From 2011 to early 2017, Intel stuck to essentially the same price bands and SKU structure for its desktop and laptop processors. Standard desktop chips ranged from dual-cores without Hyper-Threading at the bottom of the stack to quad-core chips with HT at the top. Laptops were almost entirely dual-core, with a handful of quad-core parts. This only began to change in early 2017, as a response to AMD’s incipient Ryzen CPU. But while Intel has expanded both desktop and laptop CPU core counts, it’s been taking these moves in reaction to what AMD was doing — not trying to get out ahead.
Intel’s 9th Generation mobile CPU parts are an obvious attempt to put the company back on a more aggressive footing. Intel’s Core i9-9980HK has a single-core turbo frequency of up to 5GHz and a whopping eight-core/16-thread configuration. Intel claims it can deliver the chip in the same 45W TDP envelope as the Core i9-8950HK. For comparison, that CPU had a base clock of 2.9GHz and a boost frequency of 4.8GHz. The Core i9-9980HK has a base frequency of 2.4GHz and the aforementioned 5GHz boost. The chip will also feature Intel’s Thermal Velocity Boost, which allows a CPU to run as much as 200MHz faster in short bursts if the Tcase temperature is below 50C.

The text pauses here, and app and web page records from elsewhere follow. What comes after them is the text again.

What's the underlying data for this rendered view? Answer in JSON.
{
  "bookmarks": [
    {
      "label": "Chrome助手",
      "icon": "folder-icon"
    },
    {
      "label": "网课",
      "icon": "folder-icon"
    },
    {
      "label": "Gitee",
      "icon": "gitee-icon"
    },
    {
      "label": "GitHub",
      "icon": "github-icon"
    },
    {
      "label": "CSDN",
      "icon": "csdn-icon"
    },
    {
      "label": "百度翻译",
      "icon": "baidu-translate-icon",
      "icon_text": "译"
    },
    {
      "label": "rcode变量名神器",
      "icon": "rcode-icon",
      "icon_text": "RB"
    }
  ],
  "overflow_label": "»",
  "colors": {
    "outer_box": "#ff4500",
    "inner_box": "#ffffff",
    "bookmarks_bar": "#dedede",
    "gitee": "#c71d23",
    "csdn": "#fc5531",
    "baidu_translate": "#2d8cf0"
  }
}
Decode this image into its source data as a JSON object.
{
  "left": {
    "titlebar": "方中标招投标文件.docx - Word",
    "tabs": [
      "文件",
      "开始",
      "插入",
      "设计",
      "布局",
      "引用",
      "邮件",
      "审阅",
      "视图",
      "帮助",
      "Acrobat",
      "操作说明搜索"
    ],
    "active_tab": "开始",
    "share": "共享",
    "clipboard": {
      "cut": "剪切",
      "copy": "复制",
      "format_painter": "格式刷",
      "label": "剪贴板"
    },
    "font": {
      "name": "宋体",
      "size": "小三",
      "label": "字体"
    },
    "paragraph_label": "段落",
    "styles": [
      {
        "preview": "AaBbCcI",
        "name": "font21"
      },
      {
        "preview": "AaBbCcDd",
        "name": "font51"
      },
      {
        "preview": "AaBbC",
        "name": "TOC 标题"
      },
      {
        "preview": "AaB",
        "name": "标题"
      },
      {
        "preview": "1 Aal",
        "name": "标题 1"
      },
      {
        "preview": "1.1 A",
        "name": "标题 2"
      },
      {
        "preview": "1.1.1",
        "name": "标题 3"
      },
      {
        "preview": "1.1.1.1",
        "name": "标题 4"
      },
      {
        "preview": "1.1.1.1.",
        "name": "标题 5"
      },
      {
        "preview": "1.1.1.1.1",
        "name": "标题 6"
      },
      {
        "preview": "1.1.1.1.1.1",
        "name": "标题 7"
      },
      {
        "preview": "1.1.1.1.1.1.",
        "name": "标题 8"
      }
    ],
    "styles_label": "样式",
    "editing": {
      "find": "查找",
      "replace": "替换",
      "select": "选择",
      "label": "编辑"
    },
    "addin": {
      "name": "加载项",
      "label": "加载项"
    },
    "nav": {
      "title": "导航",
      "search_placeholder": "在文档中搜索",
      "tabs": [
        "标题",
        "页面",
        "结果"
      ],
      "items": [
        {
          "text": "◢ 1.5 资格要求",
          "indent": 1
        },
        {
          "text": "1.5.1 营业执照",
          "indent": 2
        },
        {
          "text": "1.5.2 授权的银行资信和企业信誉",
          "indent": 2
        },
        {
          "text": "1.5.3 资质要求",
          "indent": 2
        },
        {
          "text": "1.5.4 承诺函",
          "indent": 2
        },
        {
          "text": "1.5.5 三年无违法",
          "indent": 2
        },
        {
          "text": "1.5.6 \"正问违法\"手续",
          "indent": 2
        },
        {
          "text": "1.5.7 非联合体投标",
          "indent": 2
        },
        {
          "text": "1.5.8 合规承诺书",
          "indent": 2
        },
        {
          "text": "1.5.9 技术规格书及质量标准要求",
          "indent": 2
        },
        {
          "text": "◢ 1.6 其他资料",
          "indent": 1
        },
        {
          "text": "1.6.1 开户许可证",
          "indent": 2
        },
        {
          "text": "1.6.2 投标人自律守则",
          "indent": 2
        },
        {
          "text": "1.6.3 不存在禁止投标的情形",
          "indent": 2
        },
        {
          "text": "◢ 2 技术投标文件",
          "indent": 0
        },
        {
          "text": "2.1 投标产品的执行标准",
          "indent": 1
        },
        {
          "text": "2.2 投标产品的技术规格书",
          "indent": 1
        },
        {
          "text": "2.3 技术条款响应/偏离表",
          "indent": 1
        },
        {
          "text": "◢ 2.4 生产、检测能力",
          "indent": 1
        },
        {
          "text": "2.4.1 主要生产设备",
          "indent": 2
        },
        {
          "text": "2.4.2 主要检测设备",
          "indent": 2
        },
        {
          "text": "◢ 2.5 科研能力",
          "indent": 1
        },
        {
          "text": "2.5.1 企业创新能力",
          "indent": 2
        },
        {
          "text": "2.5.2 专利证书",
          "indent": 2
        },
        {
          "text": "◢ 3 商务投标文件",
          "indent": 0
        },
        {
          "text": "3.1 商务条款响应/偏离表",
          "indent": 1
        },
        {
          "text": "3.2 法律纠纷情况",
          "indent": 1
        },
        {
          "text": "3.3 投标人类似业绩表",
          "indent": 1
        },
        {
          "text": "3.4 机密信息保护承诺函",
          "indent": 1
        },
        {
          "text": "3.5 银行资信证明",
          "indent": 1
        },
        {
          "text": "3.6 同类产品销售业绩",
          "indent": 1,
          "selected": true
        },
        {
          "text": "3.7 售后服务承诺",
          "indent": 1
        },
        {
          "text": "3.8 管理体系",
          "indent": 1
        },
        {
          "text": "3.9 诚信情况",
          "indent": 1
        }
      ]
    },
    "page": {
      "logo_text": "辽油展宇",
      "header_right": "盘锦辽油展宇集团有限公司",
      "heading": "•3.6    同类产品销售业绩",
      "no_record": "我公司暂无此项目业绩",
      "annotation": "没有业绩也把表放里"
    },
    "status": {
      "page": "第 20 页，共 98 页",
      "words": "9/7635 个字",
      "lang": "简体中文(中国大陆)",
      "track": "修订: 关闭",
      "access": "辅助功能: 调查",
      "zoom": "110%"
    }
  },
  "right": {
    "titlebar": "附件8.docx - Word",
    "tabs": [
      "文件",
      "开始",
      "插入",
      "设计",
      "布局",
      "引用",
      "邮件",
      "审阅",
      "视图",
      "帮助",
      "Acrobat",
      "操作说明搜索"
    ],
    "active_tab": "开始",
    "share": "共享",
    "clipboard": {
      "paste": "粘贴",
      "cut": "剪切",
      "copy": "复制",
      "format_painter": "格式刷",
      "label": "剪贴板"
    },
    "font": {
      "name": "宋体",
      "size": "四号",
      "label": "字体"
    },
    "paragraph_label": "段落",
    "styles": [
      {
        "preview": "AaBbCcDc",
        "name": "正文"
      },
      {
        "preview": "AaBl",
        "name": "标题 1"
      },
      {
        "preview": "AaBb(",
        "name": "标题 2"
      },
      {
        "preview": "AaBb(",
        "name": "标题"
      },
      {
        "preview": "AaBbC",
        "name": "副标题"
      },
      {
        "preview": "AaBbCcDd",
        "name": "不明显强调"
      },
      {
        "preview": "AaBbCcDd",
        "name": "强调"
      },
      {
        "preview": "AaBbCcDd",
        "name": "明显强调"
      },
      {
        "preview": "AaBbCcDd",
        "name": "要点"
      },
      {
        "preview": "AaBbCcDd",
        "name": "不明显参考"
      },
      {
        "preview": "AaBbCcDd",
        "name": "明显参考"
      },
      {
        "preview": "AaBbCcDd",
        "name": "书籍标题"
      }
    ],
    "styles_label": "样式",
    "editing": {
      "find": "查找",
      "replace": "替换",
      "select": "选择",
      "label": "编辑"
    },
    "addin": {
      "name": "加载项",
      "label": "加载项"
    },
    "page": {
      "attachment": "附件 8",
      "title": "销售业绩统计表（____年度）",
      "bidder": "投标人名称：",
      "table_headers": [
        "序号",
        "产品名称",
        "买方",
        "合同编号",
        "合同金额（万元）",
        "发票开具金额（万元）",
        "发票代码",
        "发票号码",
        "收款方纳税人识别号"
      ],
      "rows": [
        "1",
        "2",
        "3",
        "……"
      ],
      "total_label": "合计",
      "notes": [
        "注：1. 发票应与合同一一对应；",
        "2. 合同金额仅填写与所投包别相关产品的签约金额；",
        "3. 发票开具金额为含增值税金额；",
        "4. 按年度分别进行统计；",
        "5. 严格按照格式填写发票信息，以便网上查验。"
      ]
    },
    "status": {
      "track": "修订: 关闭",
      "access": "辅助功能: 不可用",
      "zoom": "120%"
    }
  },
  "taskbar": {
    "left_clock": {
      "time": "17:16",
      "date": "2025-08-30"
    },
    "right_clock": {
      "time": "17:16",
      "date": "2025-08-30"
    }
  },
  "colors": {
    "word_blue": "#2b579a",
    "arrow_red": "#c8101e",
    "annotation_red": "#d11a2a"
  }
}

The slideshow below summarizes Intel’s new CPUs, increased performance expectations, and other features of the platform. As expected, Intel is positioning the H10 Memory solution that combines QLC NAND with an Optane cache drive.

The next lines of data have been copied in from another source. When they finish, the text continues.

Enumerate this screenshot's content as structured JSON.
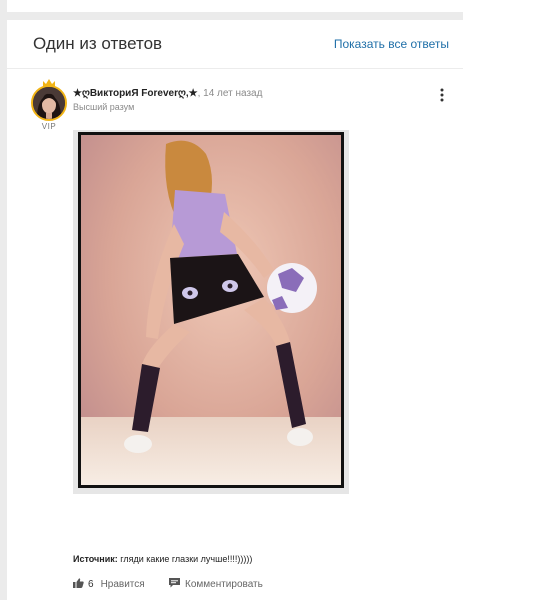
{
  "answer_card": {
    "title": "Один из ответов",
    "show_all_label": "Показать все ответы"
  },
  "author": {
    "name": "★ღВикториЯ Foreverღ,★",
    "time": "14 лет назад",
    "rank": "Высший разум",
    "badge": "VIP",
    "badge_color": "#f1b416"
  },
  "answer": {
    "source_label": "Источник:",
    "source_text": "гляди какие глазки лучше!!!!)))))"
  },
  "actions": {
    "likes_count": "6",
    "like_label": "Нравится",
    "comment_label": "Комментировать"
  },
  "icons": [
    "crown-icon",
    "more-vertical-icon",
    "thumbs-up-icon",
    "comment-icon"
  ]
}
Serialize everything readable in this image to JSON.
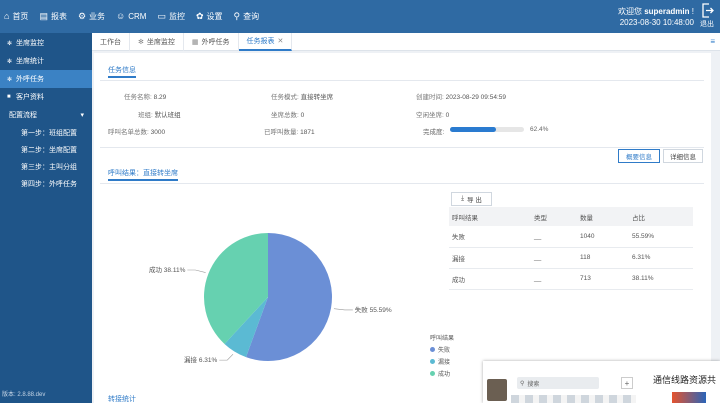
{
  "topnav": [
    {
      "icon": "home-icon",
      "glyph": "⌂",
      "label": "首页"
    },
    {
      "icon": "report-icon",
      "glyph": "▤",
      "label": "报表"
    },
    {
      "icon": "business-icon",
      "glyph": "⚙",
      "label": "业务"
    },
    {
      "icon": "crm-icon",
      "glyph": "☺",
      "label": "CRM"
    },
    {
      "icon": "monitor-icon",
      "glyph": "▭",
      "label": "监控"
    },
    {
      "icon": "settings-icon",
      "glyph": "✿",
      "label": "设置"
    },
    {
      "icon": "search-icon",
      "glyph": "⚲",
      "label": "查询"
    }
  ],
  "user": {
    "greeting": "欢迎您",
    "name": "superadmin",
    "suffix": "!",
    "datetime": "2023-08-30 10:48:00",
    "logout_label": "退出"
  },
  "sidebar": {
    "items": [
      {
        "label": "坐席监控"
      },
      {
        "label": "坐席统计"
      },
      {
        "label": "外呼任务"
      },
      {
        "label": "客户资料"
      }
    ],
    "group": {
      "label": "配置流程",
      "children": [
        "第一步：班组配置",
        "第二步：坐席配置",
        "第三步：主叫分组",
        "第四步：外呼任务"
      ]
    },
    "version": "版本: 2.8.88.dev"
  },
  "tabs": [
    {
      "label": "工作台"
    },
    {
      "label": "坐席监控"
    },
    {
      "label": "外呼任务"
    },
    {
      "label": "任务报表"
    }
  ],
  "info": {
    "section_title": "任务信息",
    "task_name_label": "任务名称:",
    "task_name": "8.29",
    "task_mode_label": "任务模式:",
    "task_mode": "直接转坐席",
    "created_label": "创建时间:",
    "created": "2023-08-29 09:54:59",
    "group_label": "班组:",
    "group": "默认班组",
    "agents_total_label": "坐席总数:",
    "agents_total": "0",
    "idle_agents_label": "空闲坐席:",
    "idle_agents": "0",
    "list_total_label": "呼叫名单总数:",
    "list_total": "3000",
    "called_label": "已呼叫数量:",
    "called": "1871",
    "completion_label": "完成度:",
    "completion": "62.4%",
    "completion_fraction": 0.624
  },
  "view_buttons": {
    "summary": "概要信息",
    "detail": "详细信息"
  },
  "result": {
    "section_title": "呼叫结果：直接转坐席",
    "export_label": "导 出",
    "columns": [
      "呼叫结果",
      "类型",
      "数量",
      "占比"
    ],
    "rows": [
      {
        "result": "失败",
        "type": "__",
        "count": "1040",
        "ratio": "55.59%"
      },
      {
        "result": "漏接",
        "type": "__",
        "count": "118",
        "ratio": "6.31%"
      },
      {
        "result": "成功",
        "type": "__",
        "count": "713",
        "ratio": "38.11%"
      }
    ]
  },
  "chart_data": {
    "type": "pie",
    "categories": [
      "失败",
      "漏接",
      "成功"
    ],
    "values": [
      55.59,
      6.31,
      38.11
    ],
    "labels": [
      "失败 55.59%",
      "漏接 6.31%",
      "成功 38.11%"
    ],
    "colors": [
      "#6b8fd6",
      "#5bbad3",
      "#66d1b0"
    ],
    "legend_title": "呼叫结果",
    "legend_position": "bottom-right"
  },
  "bottom_section_title": "转接统计",
  "popup": {
    "search_placeholder": "搜索",
    "title": "通信线路资源共"
  }
}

The full suite of 9th Generation CPUs launching today is shown below. All of them share a 45W TDP. This likely translates to higher sustained frequencies for the lower core count quad-cores.

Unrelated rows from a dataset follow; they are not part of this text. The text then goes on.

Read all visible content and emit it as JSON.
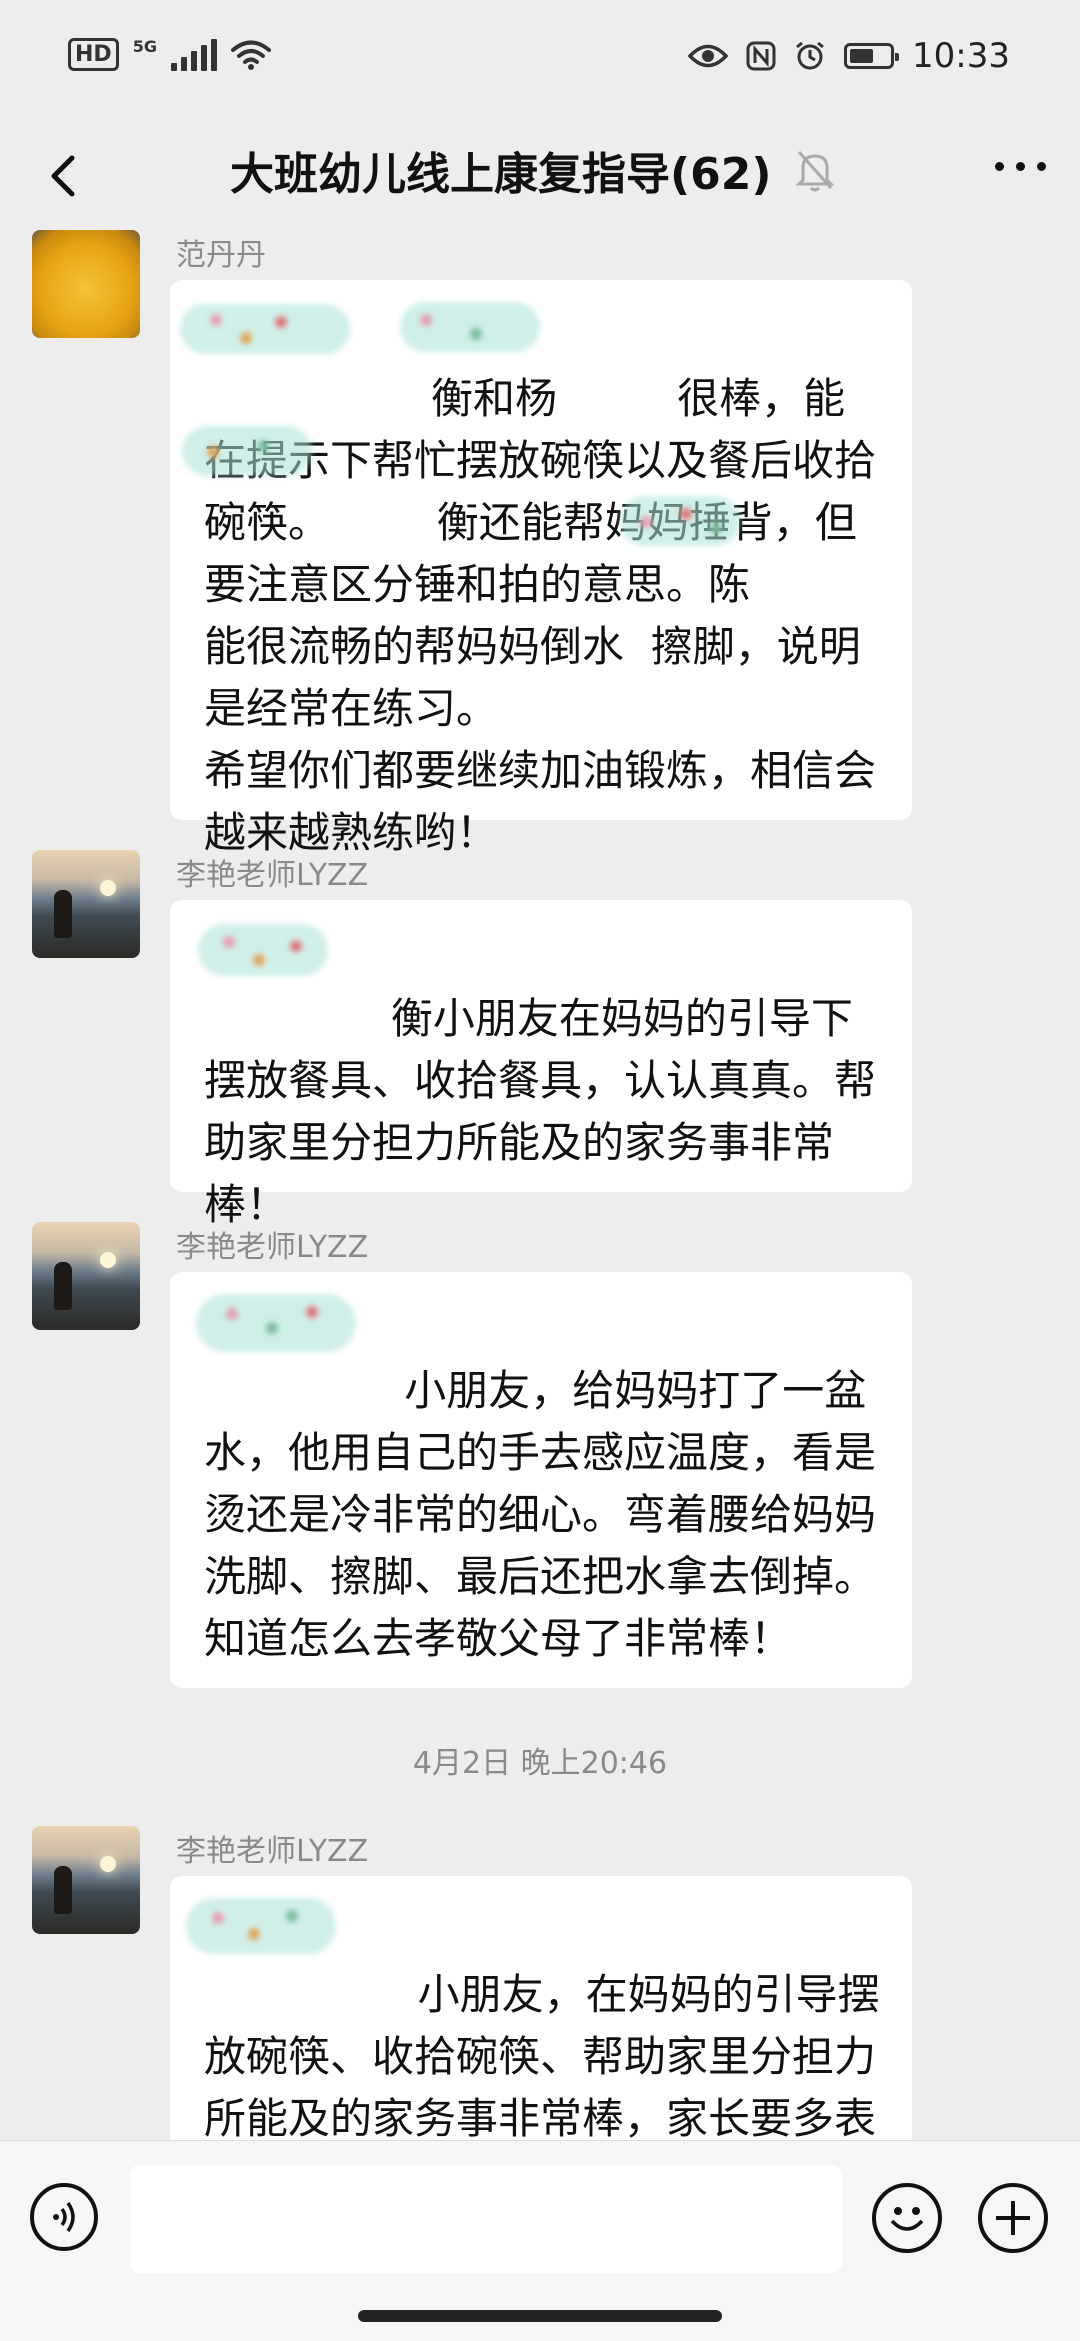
{
  "status_bar": {
    "hd_label": "HD",
    "network_label": "5G",
    "time": "10:33",
    "battery_level": 0.6
  },
  "header": {
    "back_icon": "chevron-left-icon",
    "title": "大班幼儿线上康复指导(62)",
    "mute_icon": "bell-off-icon",
    "more_icon": "more-dots-icon"
  },
  "messages": [
    {
      "sender": "范丹丹",
      "avatar": "mango-photo",
      "text": "           衡和杨         很棒，能在提示下帮忙摆放碗筷以及餐后收拾碗筷。        衡还能帮妈妈捶背，但要注意区分锤和拍的意思。陈         能很流畅的帮妈妈倒水  擦脚，说明是经常在练习。\n希望你们都要继续加油锻炼，相信会越来越熟练哟！"
    },
    {
      "sender": "李艳老师LYZZ",
      "avatar": "lake-photo",
      "text": "        衡小朋友在妈妈的引导下摆放餐具、收拾餐具，认认真真。帮助家里分担力所能及的家务事非常棒！"
    },
    {
      "sender": "李艳老师LYZZ",
      "avatar": "lake-photo",
      "text": "         小朋友，给妈妈打了一盆水，他用自己的手去感应温度，看是烫还是冷非常的细心。弯着腰给妈妈洗脚、擦脚、最后还把水拿去倒掉。知道怎么去孝敬父母了非常棒！"
    },
    {
      "sender": "李艳老师LYZZ",
      "avatar": "lake-photo",
      "text": "          小朋友，在妈妈的引导摆放碗筷、收拾碗筷、帮助家里分担力所能及的家务事非常棒，家长要多表扬哦这样我们的孩子们才更加愿"
    }
  ],
  "timestamp": "4月2日 晚上20:46",
  "input_bar": {
    "voice_icon": "voice-icon",
    "emoji_icon": "emoji-icon",
    "plus_icon": "plus-icon",
    "text_value": ""
  }
}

Click to enlarge.
When Intel revamped the 8th generation family and introduced quad-core mobile chips, it dramatically cut the base clock on these CPUs. At the time, we warned that this could have performance impacts if OEMs didn’t cool systems appropriately — a fast dual-core can outperform a quad-core if the latter is severely throttled. This problem, however, never materialized. 8th gen quad-core mobile chips were significantly faster than the dual cores they replaced.
The same should be true here as well, though obviously not to quite the same degree. Moving from two cores to four doubled the available core count, while the four-to-six shift is a 1.5x improvement and the six-to-eight step is just 1.33x. Mobile owners should be aware that with higher core counts comes more heat at the same clock speed, and that these chips probably won’t run as fast as lower core counts — but with 8th Gen, Intel demonstrated it could calibrate its chips to deliver impressive gains. Assuming OEMs do their job with proper cooling, these CPUs should deliver gains over their predecessors, even in the limited confines of laptop cooling.
We don’t necessarily expect a near-term response from AMD. Third-generation Ryzen will launch in the coming months, with Navi and undoubtedly a Ryzen Mobile refresh at some point after that. The shift to 7nm will undoubtedly give AMD new options for its APUs. The only thing the company has said to date, however, is that we should not expect a Matisse-style APU (this would be an APU with both a CPU and a GPU chiplet).
We also don’t know where AMD will focus its efforts. The company could challenge Intel across the entire mobile market, or it might choose to focus on low power bands, emphasizing improving its competitive standing in the areas where 7nm has the most to offer. Either way, Intel’s decision to launch an eight-core mobile chip means it’s serious about driving the performance conversation.